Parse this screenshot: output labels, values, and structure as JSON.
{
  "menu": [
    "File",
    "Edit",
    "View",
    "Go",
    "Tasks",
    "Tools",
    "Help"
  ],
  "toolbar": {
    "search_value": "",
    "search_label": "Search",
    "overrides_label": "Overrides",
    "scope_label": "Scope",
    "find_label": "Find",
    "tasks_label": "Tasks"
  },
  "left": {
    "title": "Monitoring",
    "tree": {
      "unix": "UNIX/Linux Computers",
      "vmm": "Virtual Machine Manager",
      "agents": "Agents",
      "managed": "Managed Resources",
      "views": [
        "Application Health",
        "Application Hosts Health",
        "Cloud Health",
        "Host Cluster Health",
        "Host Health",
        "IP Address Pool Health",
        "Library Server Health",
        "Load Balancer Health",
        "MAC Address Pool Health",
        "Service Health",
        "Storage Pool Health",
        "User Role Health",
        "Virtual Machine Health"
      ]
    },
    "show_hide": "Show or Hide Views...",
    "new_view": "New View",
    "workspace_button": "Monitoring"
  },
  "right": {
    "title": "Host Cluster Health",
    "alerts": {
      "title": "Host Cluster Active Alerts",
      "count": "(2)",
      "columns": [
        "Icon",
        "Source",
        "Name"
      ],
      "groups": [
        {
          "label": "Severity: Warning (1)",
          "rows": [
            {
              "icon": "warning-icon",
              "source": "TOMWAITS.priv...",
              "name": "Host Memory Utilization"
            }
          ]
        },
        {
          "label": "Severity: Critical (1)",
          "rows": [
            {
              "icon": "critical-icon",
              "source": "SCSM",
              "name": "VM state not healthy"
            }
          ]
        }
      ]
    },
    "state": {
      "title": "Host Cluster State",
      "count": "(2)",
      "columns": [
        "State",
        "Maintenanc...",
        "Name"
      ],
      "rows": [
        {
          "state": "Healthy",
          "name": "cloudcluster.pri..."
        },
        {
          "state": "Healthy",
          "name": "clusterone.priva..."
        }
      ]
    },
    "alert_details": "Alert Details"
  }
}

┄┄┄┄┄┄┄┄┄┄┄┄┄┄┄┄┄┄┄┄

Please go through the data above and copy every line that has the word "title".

    "title": "Monitoring",
    "title": "Host Cluster Health",
      "title": "Host Cluster Active Alerts",
      "title": "Host Cluster State",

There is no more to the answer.